Almighty Allah states in the Holy Quran: “Four of them ( Zil-Qadah, Zil-Hijjah, Muharram and Rajab) are sacred.” (Surah Al-Tawbah: Verse: 36)
From out of the four sacred months, Muharram has been blessed with certain specific virtues:
Prophet Muhammad (Pbuh) said: “The best of fasts besides the month of Ramadan is the fasting of Allah’s month of Muharram.” (Muslim)
Although the fasts of the month of Muharram are not obligatory, the one who fasts in these days out of his or her own will and choice is entitled to a great reward by Almighty Allah.
The Day of Ashura (10th Muharram)
Although the month of Muharram is a sacred month as a whole, the 10th of Muharram is the most sacred among all its days. The day is named ‘Ashura’. According to the holy companion, Ibn Abbas (RA), when the holy Prophet Muhammad migrated to Madinah, he found that the Jews of Madinah used to fast on the 10th day of Muharram. They said that it was the day on which the Prophet Musa (Moses) and his followers crossed the Red Sea miraculously, and the Pharaoh was drowned in its water. On hearing this from the Jews, the holy Prophet said, “We are more closely related to Musa than you.” So the Prophet directed the Muslims to fast on the day of Ashura. (Abu Dawood)

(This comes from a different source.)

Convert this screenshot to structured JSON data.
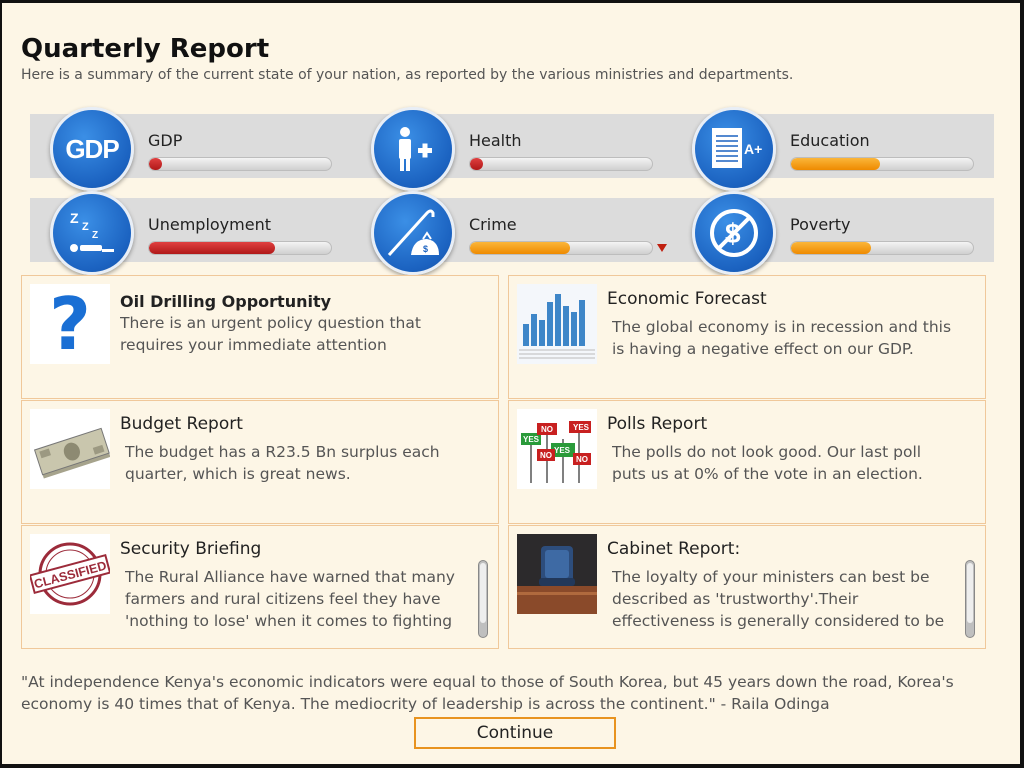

According to another Hadith, it is more advisable that the fast of Ashura should be either preceded or succeeded by an additional fast. It means that one should fast two days: the 9th and 10th of Muharram or the 10th and 11th. The reason of this additional fast as mentioned by the Prophet is that the Jews used to fast on the day of Ashura alone, and the Prophet wanted to distinguish the Islamic way of fasting from that of the Jews. Therefore, he advised the Muslims to add another fast to the day of Ashura.